PROBLEM DETAILS: Search the entries below for "this". Report each line where it occurs.

Data about app and page elements
##############################
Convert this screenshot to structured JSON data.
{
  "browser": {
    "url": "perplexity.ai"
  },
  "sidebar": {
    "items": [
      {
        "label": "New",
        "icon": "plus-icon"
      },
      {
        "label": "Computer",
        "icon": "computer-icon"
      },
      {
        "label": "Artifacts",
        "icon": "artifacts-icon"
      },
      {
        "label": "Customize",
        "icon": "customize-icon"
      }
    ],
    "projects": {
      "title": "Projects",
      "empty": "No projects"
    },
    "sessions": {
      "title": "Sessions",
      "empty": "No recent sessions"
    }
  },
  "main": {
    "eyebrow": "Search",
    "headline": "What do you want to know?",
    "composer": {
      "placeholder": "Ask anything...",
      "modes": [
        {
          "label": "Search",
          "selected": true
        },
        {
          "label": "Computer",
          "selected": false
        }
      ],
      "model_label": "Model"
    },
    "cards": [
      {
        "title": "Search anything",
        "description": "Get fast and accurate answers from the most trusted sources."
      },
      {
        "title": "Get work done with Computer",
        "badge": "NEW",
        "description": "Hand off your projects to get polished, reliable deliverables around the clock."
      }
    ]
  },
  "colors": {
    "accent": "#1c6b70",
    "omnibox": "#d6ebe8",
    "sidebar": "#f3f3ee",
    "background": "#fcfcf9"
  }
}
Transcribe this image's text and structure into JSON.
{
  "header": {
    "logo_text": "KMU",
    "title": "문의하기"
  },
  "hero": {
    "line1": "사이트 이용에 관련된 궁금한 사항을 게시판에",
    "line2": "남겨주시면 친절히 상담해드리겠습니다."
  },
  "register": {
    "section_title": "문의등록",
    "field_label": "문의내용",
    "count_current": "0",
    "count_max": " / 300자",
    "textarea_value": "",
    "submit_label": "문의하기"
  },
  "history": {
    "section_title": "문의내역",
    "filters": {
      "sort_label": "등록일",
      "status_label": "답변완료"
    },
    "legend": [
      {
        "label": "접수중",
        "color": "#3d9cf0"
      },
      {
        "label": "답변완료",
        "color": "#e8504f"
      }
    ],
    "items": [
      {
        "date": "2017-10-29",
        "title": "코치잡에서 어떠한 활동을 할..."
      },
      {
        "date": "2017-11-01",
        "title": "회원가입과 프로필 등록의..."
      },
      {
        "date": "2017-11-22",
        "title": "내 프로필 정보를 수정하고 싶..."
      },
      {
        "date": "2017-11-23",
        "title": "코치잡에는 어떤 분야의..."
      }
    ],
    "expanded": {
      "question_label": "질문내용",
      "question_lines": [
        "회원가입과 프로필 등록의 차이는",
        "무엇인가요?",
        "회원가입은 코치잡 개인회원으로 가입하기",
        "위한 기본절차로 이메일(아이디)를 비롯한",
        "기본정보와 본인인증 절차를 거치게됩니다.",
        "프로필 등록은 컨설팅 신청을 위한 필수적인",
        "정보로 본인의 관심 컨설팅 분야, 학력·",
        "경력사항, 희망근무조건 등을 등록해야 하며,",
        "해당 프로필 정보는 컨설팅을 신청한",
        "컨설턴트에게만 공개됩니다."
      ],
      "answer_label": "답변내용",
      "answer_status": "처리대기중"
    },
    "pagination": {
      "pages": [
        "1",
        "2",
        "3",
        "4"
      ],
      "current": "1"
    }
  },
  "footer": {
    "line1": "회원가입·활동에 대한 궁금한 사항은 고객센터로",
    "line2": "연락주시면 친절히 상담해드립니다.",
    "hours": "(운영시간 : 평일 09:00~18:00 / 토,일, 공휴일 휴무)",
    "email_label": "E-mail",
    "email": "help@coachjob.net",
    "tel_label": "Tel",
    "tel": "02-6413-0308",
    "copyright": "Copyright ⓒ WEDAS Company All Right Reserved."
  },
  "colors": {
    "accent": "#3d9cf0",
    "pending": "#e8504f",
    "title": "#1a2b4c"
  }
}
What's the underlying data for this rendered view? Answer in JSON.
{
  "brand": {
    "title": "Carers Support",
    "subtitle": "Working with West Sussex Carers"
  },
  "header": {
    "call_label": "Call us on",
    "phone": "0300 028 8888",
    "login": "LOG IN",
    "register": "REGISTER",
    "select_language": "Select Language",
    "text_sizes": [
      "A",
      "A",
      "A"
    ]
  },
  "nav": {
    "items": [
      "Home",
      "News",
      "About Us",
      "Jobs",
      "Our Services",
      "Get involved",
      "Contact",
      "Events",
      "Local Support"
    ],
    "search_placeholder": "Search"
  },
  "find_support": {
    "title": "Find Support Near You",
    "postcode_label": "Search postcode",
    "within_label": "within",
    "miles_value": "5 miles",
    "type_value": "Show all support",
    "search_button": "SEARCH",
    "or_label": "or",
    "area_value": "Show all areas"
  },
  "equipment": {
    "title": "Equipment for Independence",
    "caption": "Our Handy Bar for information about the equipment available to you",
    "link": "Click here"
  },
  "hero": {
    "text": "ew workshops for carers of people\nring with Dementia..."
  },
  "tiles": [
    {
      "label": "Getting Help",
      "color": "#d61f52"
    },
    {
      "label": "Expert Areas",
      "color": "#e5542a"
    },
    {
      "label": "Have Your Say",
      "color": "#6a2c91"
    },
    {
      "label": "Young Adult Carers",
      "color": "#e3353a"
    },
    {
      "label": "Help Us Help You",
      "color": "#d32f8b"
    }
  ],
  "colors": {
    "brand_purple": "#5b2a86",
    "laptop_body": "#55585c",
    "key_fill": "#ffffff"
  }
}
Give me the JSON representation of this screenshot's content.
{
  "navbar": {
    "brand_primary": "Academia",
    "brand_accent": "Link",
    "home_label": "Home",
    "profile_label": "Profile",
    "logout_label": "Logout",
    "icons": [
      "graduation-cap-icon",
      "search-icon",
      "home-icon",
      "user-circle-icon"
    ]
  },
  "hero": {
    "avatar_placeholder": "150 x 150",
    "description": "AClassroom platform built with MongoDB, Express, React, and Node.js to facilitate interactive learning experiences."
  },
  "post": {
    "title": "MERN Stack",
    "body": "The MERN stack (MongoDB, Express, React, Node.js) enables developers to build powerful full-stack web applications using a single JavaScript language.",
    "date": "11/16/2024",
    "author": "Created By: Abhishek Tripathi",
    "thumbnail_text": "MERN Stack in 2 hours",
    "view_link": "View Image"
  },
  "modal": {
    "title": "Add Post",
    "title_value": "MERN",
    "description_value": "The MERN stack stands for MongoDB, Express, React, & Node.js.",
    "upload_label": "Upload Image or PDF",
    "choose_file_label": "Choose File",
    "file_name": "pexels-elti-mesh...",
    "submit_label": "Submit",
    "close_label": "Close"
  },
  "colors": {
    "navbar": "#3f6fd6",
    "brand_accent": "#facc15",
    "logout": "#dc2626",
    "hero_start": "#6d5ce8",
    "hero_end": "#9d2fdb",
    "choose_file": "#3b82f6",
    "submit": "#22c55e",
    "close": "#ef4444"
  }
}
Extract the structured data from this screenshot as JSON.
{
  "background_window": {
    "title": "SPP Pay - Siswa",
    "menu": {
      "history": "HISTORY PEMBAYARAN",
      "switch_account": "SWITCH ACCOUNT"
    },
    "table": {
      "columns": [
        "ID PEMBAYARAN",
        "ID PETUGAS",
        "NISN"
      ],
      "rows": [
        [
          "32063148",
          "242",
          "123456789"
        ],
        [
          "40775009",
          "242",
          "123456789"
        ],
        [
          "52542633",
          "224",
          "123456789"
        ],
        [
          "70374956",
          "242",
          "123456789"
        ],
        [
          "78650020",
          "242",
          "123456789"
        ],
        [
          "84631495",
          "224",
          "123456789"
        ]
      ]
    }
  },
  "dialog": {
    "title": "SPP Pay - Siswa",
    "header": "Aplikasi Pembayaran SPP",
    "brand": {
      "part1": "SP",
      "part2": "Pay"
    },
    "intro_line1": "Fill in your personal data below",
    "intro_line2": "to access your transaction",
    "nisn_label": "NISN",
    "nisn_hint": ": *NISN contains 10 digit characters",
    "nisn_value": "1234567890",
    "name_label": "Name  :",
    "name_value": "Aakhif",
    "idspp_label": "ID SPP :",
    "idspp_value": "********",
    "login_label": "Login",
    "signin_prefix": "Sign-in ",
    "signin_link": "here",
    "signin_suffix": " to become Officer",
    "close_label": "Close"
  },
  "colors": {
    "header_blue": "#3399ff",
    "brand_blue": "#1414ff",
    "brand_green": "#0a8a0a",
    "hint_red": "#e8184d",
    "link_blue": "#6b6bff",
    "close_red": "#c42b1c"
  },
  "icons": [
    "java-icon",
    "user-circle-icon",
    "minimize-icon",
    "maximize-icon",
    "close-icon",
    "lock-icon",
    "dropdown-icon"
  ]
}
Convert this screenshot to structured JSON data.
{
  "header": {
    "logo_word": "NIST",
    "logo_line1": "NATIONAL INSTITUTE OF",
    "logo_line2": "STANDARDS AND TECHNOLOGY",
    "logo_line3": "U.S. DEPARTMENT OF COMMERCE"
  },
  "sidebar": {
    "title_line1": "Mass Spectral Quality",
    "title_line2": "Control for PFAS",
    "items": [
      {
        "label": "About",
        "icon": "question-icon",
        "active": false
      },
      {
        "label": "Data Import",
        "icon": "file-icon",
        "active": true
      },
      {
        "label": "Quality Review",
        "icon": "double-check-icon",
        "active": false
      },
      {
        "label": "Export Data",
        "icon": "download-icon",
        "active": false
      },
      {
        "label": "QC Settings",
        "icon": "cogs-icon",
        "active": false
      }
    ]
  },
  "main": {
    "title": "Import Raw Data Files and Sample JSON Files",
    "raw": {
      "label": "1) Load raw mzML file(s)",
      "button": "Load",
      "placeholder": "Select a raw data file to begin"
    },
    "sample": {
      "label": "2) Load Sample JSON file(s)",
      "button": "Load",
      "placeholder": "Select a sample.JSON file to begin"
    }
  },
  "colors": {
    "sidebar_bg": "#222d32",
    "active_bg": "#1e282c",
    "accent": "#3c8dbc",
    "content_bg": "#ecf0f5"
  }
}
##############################
RESULT:
Convert this screenshot to structured JSON data.
Transcribe this image's text and structure into JSON.
What's the underlying data for this rendered view? Answer in JSON.
Give me the JSON representation of this screenshot's content.
Extract the structured data from this screenshot as JSON.
Convert this screenshot to structured JSON data.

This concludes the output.